Other important tips to remember when treating the symptoms of a cold include carefully following medicine directions, not exceeding the proper dosage, and remembering the active ingredient in generic brands and namebrands are the same with the main difference often being the cost.
Regardless of whether you choose to take a cold remedy to relieve your symptoms, most people will begin feeling better in about week. If symptoms last longer than a week, worsen or include a high temperature, consult a physician.
A few guidelines to remember when choosing a cold remedy:
· A decongestant helps reduce congestion.
· An expectorant promotes coughing to bring up mucus.
· An antihistamine helps alleviate a runny nose and watery eyes.
· An analgesic helps reduce pain and fever.
· An antipyretic relieves or reduces fever.
· An antitussive relieves or prevents coughing.
· Medicines, even if they don’t require a prescription, may have harmful interactions with each other.

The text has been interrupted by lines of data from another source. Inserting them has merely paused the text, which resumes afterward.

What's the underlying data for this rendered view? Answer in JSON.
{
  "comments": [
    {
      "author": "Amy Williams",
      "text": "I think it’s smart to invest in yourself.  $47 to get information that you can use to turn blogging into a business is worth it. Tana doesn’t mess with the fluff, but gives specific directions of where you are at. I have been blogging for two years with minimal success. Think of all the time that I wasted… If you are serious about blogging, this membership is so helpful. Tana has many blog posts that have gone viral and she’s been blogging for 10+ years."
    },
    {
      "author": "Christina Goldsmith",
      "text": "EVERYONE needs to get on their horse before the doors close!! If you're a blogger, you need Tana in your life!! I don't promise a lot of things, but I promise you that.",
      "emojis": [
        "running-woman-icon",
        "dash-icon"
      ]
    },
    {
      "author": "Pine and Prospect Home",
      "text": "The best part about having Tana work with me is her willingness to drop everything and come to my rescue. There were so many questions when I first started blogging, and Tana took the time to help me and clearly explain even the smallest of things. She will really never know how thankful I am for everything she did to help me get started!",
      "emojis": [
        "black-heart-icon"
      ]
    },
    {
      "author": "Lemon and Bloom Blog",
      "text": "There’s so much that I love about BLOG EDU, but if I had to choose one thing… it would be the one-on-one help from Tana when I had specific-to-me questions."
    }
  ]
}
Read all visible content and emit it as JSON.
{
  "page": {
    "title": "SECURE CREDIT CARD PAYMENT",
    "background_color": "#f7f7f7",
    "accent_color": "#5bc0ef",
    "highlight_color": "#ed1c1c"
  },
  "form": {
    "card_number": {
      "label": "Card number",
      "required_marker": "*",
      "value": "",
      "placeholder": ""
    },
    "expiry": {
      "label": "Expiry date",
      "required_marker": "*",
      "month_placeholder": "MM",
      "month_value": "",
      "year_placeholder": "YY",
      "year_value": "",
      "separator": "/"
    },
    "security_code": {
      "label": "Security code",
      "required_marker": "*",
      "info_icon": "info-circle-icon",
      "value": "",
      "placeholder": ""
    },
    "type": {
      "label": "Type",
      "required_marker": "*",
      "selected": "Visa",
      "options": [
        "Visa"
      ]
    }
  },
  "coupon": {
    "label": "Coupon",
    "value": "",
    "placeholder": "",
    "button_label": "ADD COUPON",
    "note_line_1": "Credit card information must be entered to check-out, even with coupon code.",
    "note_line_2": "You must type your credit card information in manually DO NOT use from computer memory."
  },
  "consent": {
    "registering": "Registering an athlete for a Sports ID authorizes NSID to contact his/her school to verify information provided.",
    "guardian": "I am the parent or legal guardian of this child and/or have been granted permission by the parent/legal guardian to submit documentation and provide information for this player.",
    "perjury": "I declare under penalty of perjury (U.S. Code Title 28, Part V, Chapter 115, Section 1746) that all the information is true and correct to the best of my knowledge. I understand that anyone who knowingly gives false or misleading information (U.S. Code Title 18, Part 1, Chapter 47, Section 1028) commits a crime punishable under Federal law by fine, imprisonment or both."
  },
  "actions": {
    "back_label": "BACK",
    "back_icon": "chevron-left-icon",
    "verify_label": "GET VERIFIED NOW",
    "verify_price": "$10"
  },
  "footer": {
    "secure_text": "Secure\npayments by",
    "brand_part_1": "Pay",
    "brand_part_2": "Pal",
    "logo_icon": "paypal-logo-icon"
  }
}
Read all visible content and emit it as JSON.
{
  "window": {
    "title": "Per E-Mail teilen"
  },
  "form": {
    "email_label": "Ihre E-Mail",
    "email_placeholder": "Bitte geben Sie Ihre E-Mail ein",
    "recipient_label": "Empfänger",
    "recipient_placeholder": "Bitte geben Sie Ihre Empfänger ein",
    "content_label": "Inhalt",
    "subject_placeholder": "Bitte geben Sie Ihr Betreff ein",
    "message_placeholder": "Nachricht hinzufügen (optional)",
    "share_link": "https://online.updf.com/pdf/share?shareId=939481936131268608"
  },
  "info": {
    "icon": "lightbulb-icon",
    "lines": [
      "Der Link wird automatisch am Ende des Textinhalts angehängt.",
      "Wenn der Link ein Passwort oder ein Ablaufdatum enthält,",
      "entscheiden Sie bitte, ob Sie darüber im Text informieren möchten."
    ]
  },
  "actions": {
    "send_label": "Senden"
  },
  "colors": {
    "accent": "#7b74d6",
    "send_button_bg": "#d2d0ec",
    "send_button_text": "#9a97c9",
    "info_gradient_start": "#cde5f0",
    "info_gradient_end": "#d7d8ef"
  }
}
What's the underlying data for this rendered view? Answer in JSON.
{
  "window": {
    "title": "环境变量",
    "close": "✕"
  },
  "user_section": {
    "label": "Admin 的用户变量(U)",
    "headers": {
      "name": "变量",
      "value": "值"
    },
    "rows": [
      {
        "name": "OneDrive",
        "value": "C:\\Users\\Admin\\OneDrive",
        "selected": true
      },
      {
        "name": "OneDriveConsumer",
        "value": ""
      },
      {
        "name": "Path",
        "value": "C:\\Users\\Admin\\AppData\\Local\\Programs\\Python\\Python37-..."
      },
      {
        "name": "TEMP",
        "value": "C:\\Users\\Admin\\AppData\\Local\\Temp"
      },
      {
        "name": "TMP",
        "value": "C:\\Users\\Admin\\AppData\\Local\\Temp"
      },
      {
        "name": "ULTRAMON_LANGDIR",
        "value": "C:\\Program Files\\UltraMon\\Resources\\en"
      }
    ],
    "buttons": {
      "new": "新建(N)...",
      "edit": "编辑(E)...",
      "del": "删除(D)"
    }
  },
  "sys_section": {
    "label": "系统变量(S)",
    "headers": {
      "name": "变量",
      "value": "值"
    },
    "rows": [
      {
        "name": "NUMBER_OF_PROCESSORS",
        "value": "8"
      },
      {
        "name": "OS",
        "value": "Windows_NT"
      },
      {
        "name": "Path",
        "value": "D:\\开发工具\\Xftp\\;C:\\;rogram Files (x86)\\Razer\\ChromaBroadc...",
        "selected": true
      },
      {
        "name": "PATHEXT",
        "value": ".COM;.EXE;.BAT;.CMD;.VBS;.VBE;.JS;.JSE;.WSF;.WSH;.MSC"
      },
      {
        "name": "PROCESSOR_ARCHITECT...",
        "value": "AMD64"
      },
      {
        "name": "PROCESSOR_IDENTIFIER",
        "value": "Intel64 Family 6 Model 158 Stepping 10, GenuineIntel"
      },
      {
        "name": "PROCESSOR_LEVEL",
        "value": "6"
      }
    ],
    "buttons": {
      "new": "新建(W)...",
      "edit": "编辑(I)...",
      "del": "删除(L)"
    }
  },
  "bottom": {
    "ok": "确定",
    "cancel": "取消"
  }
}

Kelly Smith is a pharmacist and assistant dean for academic and student affairs, University of Kentucky College of Pharmacy.